What you are asked to do>
What is needed here is every record, retyped without any change.
....
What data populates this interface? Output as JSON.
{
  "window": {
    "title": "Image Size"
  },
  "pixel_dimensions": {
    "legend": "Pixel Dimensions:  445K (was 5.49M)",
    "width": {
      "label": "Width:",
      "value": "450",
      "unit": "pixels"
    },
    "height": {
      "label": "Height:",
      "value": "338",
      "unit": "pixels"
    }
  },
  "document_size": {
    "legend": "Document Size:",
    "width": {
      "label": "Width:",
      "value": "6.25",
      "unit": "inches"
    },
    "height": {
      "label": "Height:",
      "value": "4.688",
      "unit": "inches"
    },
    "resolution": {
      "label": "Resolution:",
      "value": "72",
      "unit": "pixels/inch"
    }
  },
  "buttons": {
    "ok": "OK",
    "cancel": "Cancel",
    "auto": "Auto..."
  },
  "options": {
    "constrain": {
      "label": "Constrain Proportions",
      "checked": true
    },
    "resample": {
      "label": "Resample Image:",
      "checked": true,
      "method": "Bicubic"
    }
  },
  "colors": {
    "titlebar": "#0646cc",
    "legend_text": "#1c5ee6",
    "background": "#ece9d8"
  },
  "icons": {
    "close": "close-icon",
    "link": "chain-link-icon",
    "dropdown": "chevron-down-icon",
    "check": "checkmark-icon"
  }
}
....
Response to this task>
What data populates this interface? Output as JSON.
{
  "window": {
    "title": "Image Size"
  },
  "pixel_dimensions": {
    "legend": "Pixel Dimensions:  445K (was 5.49M)",
    "width": {
      "label": "Width:",
      "value": "450",
      "unit": "pixels"
    },
    "height": {
      "label": "Height:",
      "value": "338",
      "unit": "pixels"
    }
  },
  "document_size": {
    "legend": "Document Size:",
    "width": {
      "label": "Width:",
      "value": "6.25",
      "unit": "inches"
    },
    "height": {
      "label": "Height:",
      "value": "4.688",
      "unit": "inches"
    },
    "resolution": {
      "label": "Resolution:",
      "value": "72",
      "unit": "pixels/inch"
    }
  },
  "buttons": {
    "ok": "OK",
    "cancel": "Cancel",
    "auto": "Auto..."
  },
  "options": {
    "constrain": {
      "label": "Constrain Proportions",
      "checked": true
    },
    "resample": {
      "label": "Resample Image:",
      "checked": true,
      "method": "Bicubic"
    }
  },
  "colors": {
    "titlebar": "#0646cc",
    "legend_text": "#1c5ee6",
    "background": "#ece9d8"
  },
  "icons": {
    "close": "close-icon",
    "link": "chain-link-icon",
    "dropdown": "chevron-down-icon",
    "check": "checkmark-icon"
  }
}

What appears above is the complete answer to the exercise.